Records provided:
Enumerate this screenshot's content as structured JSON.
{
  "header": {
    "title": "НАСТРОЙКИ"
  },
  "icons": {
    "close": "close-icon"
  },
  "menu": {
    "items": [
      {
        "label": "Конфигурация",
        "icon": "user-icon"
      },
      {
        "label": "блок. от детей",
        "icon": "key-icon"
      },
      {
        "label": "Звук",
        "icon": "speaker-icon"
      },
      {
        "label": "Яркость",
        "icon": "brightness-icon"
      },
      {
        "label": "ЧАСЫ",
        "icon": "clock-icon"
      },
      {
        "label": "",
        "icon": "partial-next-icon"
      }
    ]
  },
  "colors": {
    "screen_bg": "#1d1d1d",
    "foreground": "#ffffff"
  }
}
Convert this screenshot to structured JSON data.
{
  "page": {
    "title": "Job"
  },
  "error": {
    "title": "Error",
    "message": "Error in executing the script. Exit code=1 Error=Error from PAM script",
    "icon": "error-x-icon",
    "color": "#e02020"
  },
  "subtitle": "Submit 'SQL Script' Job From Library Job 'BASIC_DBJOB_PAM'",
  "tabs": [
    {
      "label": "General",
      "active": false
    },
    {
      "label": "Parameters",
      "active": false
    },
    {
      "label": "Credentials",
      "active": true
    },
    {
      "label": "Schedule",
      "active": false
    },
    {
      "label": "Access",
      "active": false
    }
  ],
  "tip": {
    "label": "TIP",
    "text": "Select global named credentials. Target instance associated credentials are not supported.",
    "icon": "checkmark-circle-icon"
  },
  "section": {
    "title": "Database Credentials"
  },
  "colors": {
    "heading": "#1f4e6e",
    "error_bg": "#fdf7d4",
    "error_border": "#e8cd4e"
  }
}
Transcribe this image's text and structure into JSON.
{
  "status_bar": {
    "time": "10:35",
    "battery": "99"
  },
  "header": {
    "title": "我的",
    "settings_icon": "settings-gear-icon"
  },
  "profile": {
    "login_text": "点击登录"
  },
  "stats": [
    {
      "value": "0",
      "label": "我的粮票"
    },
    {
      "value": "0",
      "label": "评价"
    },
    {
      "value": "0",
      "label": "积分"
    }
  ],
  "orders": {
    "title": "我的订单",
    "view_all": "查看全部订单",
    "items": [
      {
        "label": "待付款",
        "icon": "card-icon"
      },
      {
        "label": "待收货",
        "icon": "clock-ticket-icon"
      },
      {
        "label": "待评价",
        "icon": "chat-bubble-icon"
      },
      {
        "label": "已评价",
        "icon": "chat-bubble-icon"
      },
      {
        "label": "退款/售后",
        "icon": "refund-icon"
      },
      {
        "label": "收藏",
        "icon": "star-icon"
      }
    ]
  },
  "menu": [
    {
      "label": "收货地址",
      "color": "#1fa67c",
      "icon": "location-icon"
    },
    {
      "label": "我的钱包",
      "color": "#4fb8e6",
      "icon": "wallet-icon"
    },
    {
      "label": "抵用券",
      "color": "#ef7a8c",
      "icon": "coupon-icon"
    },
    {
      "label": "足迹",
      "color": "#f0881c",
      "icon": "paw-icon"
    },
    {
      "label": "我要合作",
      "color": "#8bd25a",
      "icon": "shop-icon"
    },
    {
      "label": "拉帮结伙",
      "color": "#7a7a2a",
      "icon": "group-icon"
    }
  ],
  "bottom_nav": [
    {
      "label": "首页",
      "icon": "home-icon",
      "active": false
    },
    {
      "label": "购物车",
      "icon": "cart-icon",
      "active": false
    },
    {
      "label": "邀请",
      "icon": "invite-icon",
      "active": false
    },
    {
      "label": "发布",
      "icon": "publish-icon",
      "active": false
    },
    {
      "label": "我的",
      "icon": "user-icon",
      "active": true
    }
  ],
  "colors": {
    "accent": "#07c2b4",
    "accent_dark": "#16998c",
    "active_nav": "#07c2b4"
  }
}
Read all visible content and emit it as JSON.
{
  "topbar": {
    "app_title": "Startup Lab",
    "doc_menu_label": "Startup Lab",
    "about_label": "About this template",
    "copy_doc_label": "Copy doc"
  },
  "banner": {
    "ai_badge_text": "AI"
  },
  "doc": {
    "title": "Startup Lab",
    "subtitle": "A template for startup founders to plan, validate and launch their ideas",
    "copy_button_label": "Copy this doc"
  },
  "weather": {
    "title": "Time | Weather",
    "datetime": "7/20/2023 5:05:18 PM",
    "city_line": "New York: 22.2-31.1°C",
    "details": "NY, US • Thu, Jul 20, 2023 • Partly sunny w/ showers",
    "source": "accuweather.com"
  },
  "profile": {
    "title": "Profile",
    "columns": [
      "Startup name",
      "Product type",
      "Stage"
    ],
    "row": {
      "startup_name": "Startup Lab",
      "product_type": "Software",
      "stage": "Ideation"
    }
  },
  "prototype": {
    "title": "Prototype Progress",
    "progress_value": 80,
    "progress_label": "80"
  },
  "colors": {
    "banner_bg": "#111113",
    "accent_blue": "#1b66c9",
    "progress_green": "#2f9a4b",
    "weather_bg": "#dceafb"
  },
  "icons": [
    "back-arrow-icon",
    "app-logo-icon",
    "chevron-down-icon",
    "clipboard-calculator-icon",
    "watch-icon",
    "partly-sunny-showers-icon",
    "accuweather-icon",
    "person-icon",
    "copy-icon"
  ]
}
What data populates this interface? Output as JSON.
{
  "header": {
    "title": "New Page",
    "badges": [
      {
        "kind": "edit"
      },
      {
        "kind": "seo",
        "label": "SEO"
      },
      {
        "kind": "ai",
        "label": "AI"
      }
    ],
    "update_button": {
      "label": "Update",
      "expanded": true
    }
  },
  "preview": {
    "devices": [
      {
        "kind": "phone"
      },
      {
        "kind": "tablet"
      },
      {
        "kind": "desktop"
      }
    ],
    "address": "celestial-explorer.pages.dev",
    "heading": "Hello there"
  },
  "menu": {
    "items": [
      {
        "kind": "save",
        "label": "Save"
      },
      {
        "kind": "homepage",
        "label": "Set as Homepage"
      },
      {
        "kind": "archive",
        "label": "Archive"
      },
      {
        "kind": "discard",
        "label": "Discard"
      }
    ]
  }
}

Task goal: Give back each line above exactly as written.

Reply:
Enumerate this screenshot's content as structured JSON.
{
  "header": {
    "title": "НАСТРОЙКИ"
  },
  "icons": {
    "close": "close-icon"
  },
  "menu": {
    "items": [
      {
        "label": "Конфигурация",
        "icon": "user-icon"
      },
      {
        "label": "блок. от детей",
        "icon": "key-icon"
      },
      {
        "label": "Звук",
        "icon": "speaker-icon"
      },
      {
        "label": "Яркость",
        "icon": "brightness-icon"
      },
      {
        "label": "ЧАСЫ",
        "icon": "clock-icon"
      },
      {
        "label": "",
        "icon": "partial-next-icon"
      }
    ]
  },
  "colors": {
    "screen_bg": "#1d1d1d",
    "foreground": "#ffffff"
  }
}
Convert this screenshot to structured JSON data.
{
  "page": {
    "title": "Job"
  },
  "error": {
    "title": "Error",
    "message": "Error in executing the script. Exit code=1 Error=Error from PAM script",
    "icon": "error-x-icon",
    "color": "#e02020"
  },
  "subtitle": "Submit 'SQL Script' Job From Library Job 'BASIC_DBJOB_PAM'",
  "tabs": [
    {
      "label": "General",
      "active": false
    },
    {
      "label": "Parameters",
      "active": false
    },
    {
      "label": "Credentials",
      "active": true
    },
    {
      "label": "Schedule",
      "active": false
    },
    {
      "label": "Access",
      "active": false
    }
  ],
  "tip": {
    "label": "TIP",
    "text": "Select global named credentials. Target instance associated credentials are not supported.",
    "icon": "checkmark-circle-icon"
  },
  "section": {
    "title": "Database Credentials"
  },
  "colors": {
    "heading": "#1f4e6e",
    "error_bg": "#fdf7d4",
    "error_border": "#e8cd4e"
  }
}
Transcribe this image's text and structure into JSON.
{
  "status_bar": {
    "time": "10:35",
    "battery": "99"
  },
  "header": {
    "title": "我的",
    "settings_icon": "settings-gear-icon"
  },
  "profile": {
    "login_text": "点击登录"
  },
  "stats": [
    {
      "value": "0",
      "label": "我的粮票"
    },
    {
      "value": "0",
      "label": "评价"
    },
    {
      "value": "0",
      "label": "积分"
    }
  ],
  "orders": {
    "title": "我的订单",
    "view_all": "查看全部订单",
    "items": [
      {
        "label": "待付款",
        "icon": "card-icon"
      },
      {
        "label": "待收货",
        "icon": "clock-ticket-icon"
      },
      {
        "label": "待评价",
        "icon": "chat-bubble-icon"
      },
      {
        "label": "已评价",
        "icon": "chat-bubble-icon"
      },
      {
        "label": "退款/售后",
        "icon": "refund-icon"
      },
      {
        "label": "收藏",
        "icon": "star-icon"
      }
    ]
  },
  "menu": [
    {
      "label": "收货地址",
      "color": "#1fa67c",
      "icon": "location-icon"
    },
    {
      "label": "我的钱包",
      "color": "#4fb8e6",
      "icon": "wallet-icon"
    },
    {
      "label": "抵用券",
      "color": "#ef7a8c",
      "icon": "coupon-icon"
    },
    {
      "label": "足迹",
      "color": "#f0881c",
      "icon": "paw-icon"
    },
    {
      "label": "我要合作",
      "color": "#8bd25a",
      "icon": "shop-icon"
    },
    {
      "label": "拉帮结伙",
      "color": "#7a7a2a",
      "icon": "group-icon"
    }
  ],
  "bottom_nav": [
    {
      "label": "首页",
      "icon": "home-icon",
      "active": false
    },
    {
      "label": "购物车",
      "icon": "cart-icon",
      "active": false
    },
    {
      "label": "邀请",
      "icon": "invite-icon",
      "active": false
    },
    {
      "label": "发布",
      "icon": "publish-icon",
      "active": false
    },
    {
      "label": "我的",
      "icon": "user-icon",
      "active": true
    }
  ],
  "colors": {
    "accent": "#07c2b4",
    "accent_dark": "#16998c",
    "active_nav": "#07c2b4"
  }
}
Read all visible content and emit it as JSON.
{
  "topbar": {
    "app_title": "Startup Lab",
    "doc_menu_label": "Startup Lab",
    "about_label": "About this template",
    "copy_doc_label": "Copy doc"
  },
  "banner": {
    "ai_badge_text": "AI"
  },
  "doc": {
    "title": "Startup Lab",
    "subtitle": "A template for startup founders to plan, validate and launch their ideas",
    "copy_button_label": "Copy this doc"
  },
  "weather": {
    "title": "Time | Weather",
    "datetime": "7/20/2023 5:05:18 PM",
    "city_line": "New York: 22.2-31.1°C",
    "details": "NY, US • Thu, Jul 20, 2023 • Partly sunny w/ showers",
    "source": "accuweather.com"
  },
  "profile": {
    "title": "Profile",
    "columns": [
      "Startup name",
      "Product type",
      "Stage"
    ],
    "row": {
      "startup_name": "Startup Lab",
      "product_type": "Software",
      "stage": "Ideation"
    }
  },
  "prototype": {
    "title": "Prototype Progress",
    "progress_value": 80,
    "progress_label": "80"
  },
  "colors": {
    "banner_bg": "#111113",
    "accent_blue": "#1b66c9",
    "progress_green": "#2f9a4b",
    "weather_bg": "#dceafb"
  },
  "icons": [
    "back-arrow-icon",
    "app-logo-icon",
    "chevron-down-icon",
    "clipboard-calculator-icon",
    "watch-icon",
    "partly-sunny-showers-icon",
    "accuweather-icon",
    "person-icon",
    "copy-icon"
  ]
}
What data populates this interface? Output as JSON.
{
  "header": {
    "title": "New Page",
    "badges": [
      {
        "kind": "edit"
      },
      {
        "kind": "seo",
        "label": "SEO"
      },
      {
        "kind": "ai",
        "label": "AI"
      }
    ],
    "update_button": {
      "label": "Update",
      "expanded": true
    }
  },
  "preview": {
    "devices": [
      {
        "kind": "phone"
      },
      {
        "kind": "tablet"
      },
      {
        "kind": "desktop"
      }
    ],
    "address": "celestial-explorer.pages.dev",
    "heading": "Hello there"
  },
  "menu": {
    "items": [
      {
        "kind": "save",
        "label": "Save"
      },
      {
        "kind": "homepage",
        "label": "Set as Homepage"
      },
      {
        "kind": "archive",
        "label": "Archive"
      },
      {
        "kind": "discard",
        "label": "Discard"
      }
    ]
  }
}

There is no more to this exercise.